Reminder: “Natural” Doesn’t Necessarily Mean “Healthy”


Anyone who knows me understands that I don’t make a habit of telling others how to live their lives. So what I’m about to show you here is not accompanied by a sermon or by any kind of judgment. It’s simply something interesting that drives home what I feel is an important reminder.

Whatever you may think about the United States’ one-size-fits-all war against drugs, it’s clear by now that the results have been less than inspiring. Part of the problem is that local law enforcement teams – which are more and more frequently being armed with military-grade weapons – are pursuing, for example, marijuana dealers with the same prejudice they use in dealing with heroin dealers.
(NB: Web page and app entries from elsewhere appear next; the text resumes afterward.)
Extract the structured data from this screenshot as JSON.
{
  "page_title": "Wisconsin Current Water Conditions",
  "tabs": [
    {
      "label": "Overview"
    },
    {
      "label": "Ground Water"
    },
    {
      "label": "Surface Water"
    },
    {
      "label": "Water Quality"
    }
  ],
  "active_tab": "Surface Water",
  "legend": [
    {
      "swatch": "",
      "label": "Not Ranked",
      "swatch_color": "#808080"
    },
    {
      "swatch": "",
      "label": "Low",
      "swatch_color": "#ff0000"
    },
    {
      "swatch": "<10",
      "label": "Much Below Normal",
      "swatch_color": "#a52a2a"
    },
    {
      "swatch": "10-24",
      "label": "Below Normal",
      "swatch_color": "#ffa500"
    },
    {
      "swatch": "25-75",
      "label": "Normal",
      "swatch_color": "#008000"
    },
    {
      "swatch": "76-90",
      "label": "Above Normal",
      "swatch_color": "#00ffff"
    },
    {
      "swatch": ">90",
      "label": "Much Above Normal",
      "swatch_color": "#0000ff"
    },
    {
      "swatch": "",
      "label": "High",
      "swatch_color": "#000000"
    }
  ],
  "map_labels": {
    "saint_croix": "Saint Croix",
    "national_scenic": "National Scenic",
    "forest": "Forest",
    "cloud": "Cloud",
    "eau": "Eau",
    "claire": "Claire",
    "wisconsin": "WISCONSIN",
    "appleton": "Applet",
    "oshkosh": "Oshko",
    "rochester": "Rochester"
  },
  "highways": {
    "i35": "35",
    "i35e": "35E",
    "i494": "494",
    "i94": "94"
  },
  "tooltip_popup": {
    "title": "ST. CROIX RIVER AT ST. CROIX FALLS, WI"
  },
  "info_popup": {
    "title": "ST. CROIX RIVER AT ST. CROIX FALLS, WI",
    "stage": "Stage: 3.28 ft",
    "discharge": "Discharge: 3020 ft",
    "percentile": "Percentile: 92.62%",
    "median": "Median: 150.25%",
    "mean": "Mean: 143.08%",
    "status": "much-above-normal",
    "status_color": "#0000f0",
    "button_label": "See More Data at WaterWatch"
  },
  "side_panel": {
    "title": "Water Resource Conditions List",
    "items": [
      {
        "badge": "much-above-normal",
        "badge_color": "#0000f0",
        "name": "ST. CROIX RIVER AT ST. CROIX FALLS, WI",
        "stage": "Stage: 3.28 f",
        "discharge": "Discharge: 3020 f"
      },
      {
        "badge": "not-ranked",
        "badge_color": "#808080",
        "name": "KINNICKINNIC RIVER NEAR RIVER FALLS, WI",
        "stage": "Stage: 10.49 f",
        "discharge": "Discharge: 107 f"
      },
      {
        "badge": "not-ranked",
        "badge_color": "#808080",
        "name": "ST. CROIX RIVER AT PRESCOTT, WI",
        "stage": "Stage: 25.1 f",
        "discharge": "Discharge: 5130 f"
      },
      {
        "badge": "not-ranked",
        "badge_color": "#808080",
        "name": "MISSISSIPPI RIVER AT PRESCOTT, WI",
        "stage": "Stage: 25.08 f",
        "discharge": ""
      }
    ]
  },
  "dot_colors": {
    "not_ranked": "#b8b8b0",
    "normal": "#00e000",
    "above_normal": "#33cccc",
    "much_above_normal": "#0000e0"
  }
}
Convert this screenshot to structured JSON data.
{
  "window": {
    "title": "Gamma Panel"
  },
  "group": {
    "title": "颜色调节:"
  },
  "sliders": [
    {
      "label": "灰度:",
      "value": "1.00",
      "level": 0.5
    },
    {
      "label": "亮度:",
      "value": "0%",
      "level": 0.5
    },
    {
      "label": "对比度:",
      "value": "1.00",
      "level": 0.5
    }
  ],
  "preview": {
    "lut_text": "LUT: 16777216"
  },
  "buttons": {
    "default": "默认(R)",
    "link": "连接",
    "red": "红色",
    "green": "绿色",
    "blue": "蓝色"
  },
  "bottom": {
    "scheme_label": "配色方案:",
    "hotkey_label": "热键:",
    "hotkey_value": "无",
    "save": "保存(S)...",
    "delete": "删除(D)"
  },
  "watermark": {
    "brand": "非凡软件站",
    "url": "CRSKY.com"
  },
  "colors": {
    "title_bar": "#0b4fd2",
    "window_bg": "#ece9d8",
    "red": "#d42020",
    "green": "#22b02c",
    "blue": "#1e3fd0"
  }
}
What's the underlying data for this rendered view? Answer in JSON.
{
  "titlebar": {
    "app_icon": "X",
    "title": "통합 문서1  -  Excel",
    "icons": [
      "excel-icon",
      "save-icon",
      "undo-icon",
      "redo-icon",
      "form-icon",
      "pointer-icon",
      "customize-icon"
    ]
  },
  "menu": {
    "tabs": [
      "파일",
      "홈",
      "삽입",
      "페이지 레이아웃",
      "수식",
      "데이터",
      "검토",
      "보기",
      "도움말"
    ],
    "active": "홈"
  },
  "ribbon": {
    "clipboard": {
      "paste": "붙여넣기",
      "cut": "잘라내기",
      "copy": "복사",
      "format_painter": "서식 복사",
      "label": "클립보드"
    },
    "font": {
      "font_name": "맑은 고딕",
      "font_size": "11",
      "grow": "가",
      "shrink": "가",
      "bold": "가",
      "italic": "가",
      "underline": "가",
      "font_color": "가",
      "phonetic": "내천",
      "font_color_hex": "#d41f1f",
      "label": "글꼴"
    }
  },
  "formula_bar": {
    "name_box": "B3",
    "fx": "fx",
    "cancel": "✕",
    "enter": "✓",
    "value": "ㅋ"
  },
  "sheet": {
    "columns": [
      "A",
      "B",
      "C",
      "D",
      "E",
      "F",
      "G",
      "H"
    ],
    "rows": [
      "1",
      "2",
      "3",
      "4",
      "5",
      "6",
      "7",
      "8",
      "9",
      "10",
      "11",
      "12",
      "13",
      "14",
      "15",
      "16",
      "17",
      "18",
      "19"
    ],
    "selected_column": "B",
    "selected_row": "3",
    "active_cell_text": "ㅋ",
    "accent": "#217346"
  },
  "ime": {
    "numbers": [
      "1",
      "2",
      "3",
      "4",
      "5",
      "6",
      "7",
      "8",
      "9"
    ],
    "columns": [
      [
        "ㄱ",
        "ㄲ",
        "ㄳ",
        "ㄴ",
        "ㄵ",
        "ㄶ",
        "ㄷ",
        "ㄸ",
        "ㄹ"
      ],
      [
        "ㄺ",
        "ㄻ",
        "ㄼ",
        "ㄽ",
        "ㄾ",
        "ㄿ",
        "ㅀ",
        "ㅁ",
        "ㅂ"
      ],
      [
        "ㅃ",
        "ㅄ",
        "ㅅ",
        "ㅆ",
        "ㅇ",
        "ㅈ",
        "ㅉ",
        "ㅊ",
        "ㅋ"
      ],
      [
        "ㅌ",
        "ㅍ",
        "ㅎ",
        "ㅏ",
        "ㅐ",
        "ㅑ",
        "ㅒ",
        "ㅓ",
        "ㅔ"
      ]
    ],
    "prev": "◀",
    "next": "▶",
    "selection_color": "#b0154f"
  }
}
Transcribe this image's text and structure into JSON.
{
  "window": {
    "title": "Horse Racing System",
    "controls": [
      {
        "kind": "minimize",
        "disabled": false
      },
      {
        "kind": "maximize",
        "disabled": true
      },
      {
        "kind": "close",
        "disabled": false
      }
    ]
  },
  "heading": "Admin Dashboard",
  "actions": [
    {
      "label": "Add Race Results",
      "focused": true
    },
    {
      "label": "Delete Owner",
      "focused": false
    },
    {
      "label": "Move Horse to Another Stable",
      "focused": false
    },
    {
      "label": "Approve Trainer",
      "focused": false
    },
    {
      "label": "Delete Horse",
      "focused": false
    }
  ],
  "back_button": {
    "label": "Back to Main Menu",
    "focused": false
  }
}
That said, one of the most frequent defenses of recreational drug use tends to emphasize the fact that certain drugs are “natural” substances and are, therefore, fit for human consumption. The truth, as always, is just a little bit more complicated.

How do you rank ham?

As though in answer to this difficult question former government researchers from the UK, led by David J. Nutt, have published their findings after essentially ranking the relative “harm scores” of 10 of the most frequently abused drugs. What they’ve done is remind us of two things:

(1) Even the most seemingly innocuous drugs have a great deal of potential to inflict harm.

(2) Drugs that were heretofore assumed to affect only the user have been found to have a far-reaching impact on entire communities.

Ranking the Collateral Damage of 10 Drugs [Infographic]

Take, for example, the appearance of alcohol in this list. It’s among the few drugs that pose a significantly greater threat to others than to the user in question. And it’s no surprise, really: alcohol, particularly when it’s paired with a careless or phone-obsessed driver, is a recipe for tragedy.

So what does this mean for the war on drugs?

The short answer is: not much. At least not right away.

Let’s be clear: it’s certainly a good idea to have researchers and scientists weigh in on important social issues such as this one. They serve the truth first, and so are less susceptible to the politicking and hypocrisy that runs rampant in places like Washington. That is, unless they’ve been paid off by Big Pharma.

In other words, this is the kind of research that needs to be put to work while the US continues to wrestle with its failed drug policies.

What we shouldn’t do, however, is assume that, just because some of these drugs have a harm score in the single digits, or occur naturally in nature, they’re fair game.

Yes: the US government needs to carefully balance the cause of liberty against the cause of public safety. But we’re not about to introduce legislation that would legalize a bunch of drugs across the board.

That is perhaps the single most important message to keep in mind during our emerging collective discussion about legalizing marijuana. This movement hasn’t come about in a scientific vacuum; the simple truth is that some drugs are more harmful than others – such as alcohol, which is very much a legal, albeit controlled, substance.

But this is Natural News – not a political site. I’ll let these scientific findings speak for themselves, and you can make of them what you will.

Daniel Faris
Daniel Faris is a freelance writer from Harrisburg, Pennsylvania. You can join his alter ego over at The Sound of Progress for discussions of progressivism in music, politics, and culture.